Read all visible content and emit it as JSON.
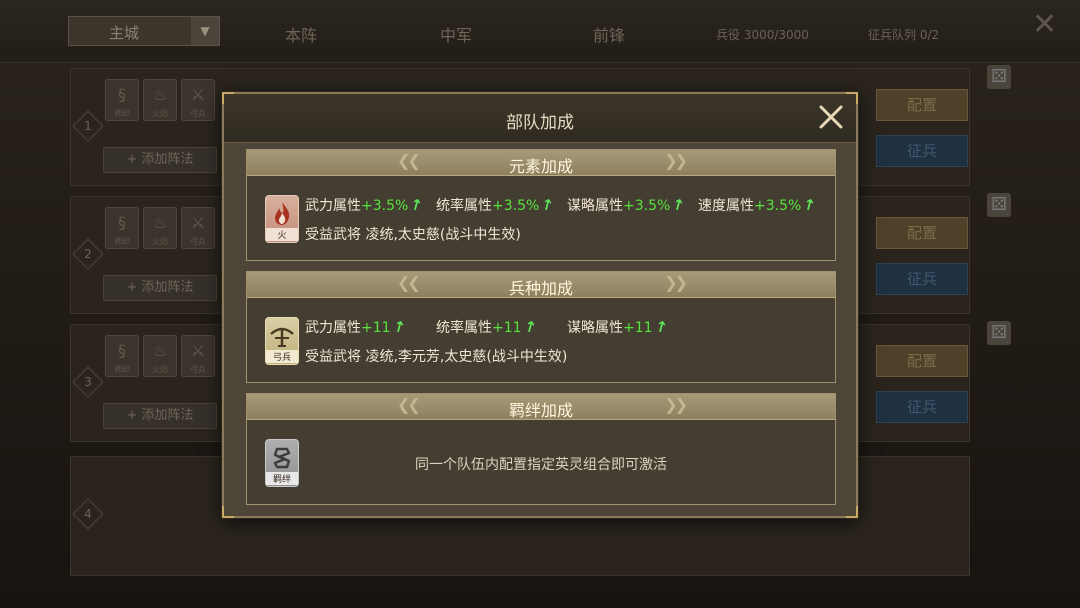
{
  "background": {
    "city_select": "主城",
    "tabs": [
      "本阵",
      "中军",
      "前锋"
    ],
    "troops": "兵役 3000/3000",
    "queue": "征兵队列 0/2",
    "rows": [
      {
        "num": "1",
        "slots": [
          "帅印",
          "火焰",
          "弓兵"
        ],
        "add_tactic": "+ 添加阵法",
        "config": "配置",
        "action": "征兵"
      },
      {
        "num": "2",
        "slots": [
          "帅印",
          "火焰",
          "弓兵"
        ],
        "add_tactic": "+ 添加阵法",
        "config": "配置",
        "action": "征兵"
      },
      {
        "num": "3",
        "slots": [
          "帅印",
          "火焰",
          "弓兵"
        ],
        "add_tactic": "+ 添加阵法",
        "config": "配置",
        "action": "征兵"
      },
      {
        "num": "4"
      }
    ]
  },
  "modal": {
    "title": "部队加成",
    "close_icon": "close-x-icon",
    "sections": [
      {
        "title": "元素加成",
        "badge": {
          "icon": "fire-icon",
          "label": "火"
        },
        "attributes": [
          {
            "name": "武力属性",
            "value": "+3.5%"
          },
          {
            "name": "统率属性",
            "value": "+3.5%"
          },
          {
            "name": "谋略属性",
            "value": "+3.5%"
          },
          {
            "name": "速度属性",
            "value": "+3.5%"
          }
        ],
        "benefit_label": "受益武将",
        "benefit_value": "凌统,太史慈(战斗中生效)"
      },
      {
        "title": "兵种加成",
        "badge": {
          "icon": "crossbow-icon",
          "label": "弓兵"
        },
        "attributes": [
          {
            "name": "武力属性",
            "value": "+11"
          },
          {
            "name": "统率属性",
            "value": "+11"
          },
          {
            "name": "谋略属性",
            "value": "+11"
          }
        ],
        "benefit_label": "受益武将",
        "benefit_value": "凌统,李元芳,太史慈(战斗中生效)"
      },
      {
        "title": "羁绊加成",
        "badge": {
          "icon": "bond-icon",
          "label": "羁绊"
        },
        "hint": "同一个队伍内配置指定英灵组合即可激活"
      }
    ]
  },
  "colors": {
    "accent_gold": "#c8a864",
    "positive_green": "#59e33e",
    "modal_bg": "#4d4638"
  }
}
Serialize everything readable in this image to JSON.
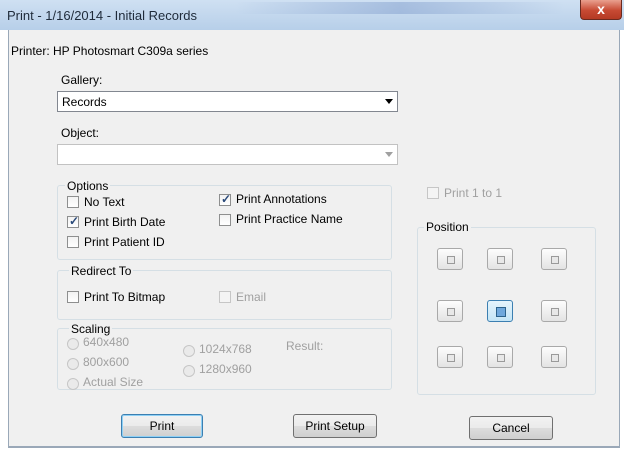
{
  "window": {
    "title": "Print - 1/16/2014 - Initial Records",
    "close_label": "x"
  },
  "printer_label": "Printer: HP Photosmart C309a series",
  "gallery": {
    "label": "Gallery:",
    "value": "Records"
  },
  "object": {
    "label": "Object:",
    "value": ""
  },
  "options": {
    "label": "Options",
    "no_text": {
      "label": "No Text",
      "checked": false
    },
    "print_birth_date": {
      "label": "Print Birth Date",
      "checked": true
    },
    "print_patient_id": {
      "label": "Print Patient ID",
      "checked": false
    },
    "print_annotations": {
      "label": "Print Annotations",
      "checked": true
    },
    "print_practice_name": {
      "label": "Print Practice Name",
      "checked": false
    }
  },
  "redirect": {
    "label": "Redirect To",
    "print_to_bitmap": {
      "label": "Print To Bitmap",
      "checked": false
    },
    "email": {
      "label": "Email",
      "checked": false
    }
  },
  "scaling": {
    "label": "Scaling",
    "opt_640": "640x480",
    "opt_800": "800x600",
    "opt_actual": "Actual Size",
    "opt_1024": "1024x768",
    "opt_1280": "1280x960",
    "result_label": "Result:"
  },
  "print_1_to_1": {
    "label": "Print 1 to 1",
    "checked": false
  },
  "position": {
    "label": "Position",
    "selected": "middle-center"
  },
  "buttons": {
    "print": "Print",
    "print_setup": "Print Setup",
    "cancel": "Cancel"
  },
  "colors": {
    "title_text": "#1f2b3a",
    "close": "#c74a33",
    "disabled_text": "#a0a0a0"
  }
}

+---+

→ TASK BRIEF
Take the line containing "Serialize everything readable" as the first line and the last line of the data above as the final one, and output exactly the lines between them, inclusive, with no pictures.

→ SOLUTION TO THE EXERCISE
Serialize everything readable in this image to JSON.
{
  "window": {
    "title": "Print - 1/16/2014 - Initial Records",
    "close_label": "x"
  },
  "printer_label": "Printer: HP Photosmart C309a series",
  "gallery": {
    "label": "Gallery:",
    "value": "Records"
  },
  "object": {
    "label": "Object:",
    "value": ""
  },
  "options": {
    "label": "Options",
    "no_text": {
      "label": "No Text",
      "checked": false
    },
    "print_birth_date": {
      "label": "Print Birth Date",
      "checked": true
    },
    "print_patient_id": {
      "label": "Print Patient ID",
      "checked": false
    },
    "print_annotations": {
      "label": "Print Annotations",
      "checked": true
    },
    "print_practice_name": {
      "label": "Print Practice Name",
      "checked": false
    }
  },
  "redirect": {
    "label": "Redirect To",
    "print_to_bitmap": {
      "label": "Print To Bitmap",
      "checked": false
    },
    "email": {
      "label": "Email",
      "checked": false
    }
  },
  "scaling": {
    "label": "Scaling",
    "opt_640": "640x480",
    "opt_800": "800x600",
    "opt_actual": "Actual Size",
    "opt_1024": "1024x768",
    "opt_1280": "1280x960",
    "result_label": "Result:"
  },
  "print_1_to_1": {
    "label": "Print 1 to 1",
    "checked": false
  },
  "position": {
    "label": "Position",
    "selected": "middle-center"
  },
  "buttons": {
    "print": "Print",
    "print_setup": "Print Setup",
    "cancel": "Cancel"
  },
  "colors": {
    "title_text": "#1f2b3a",
    "close": "#c74a33",
    "disabled_text": "#a0a0a0"
  }
}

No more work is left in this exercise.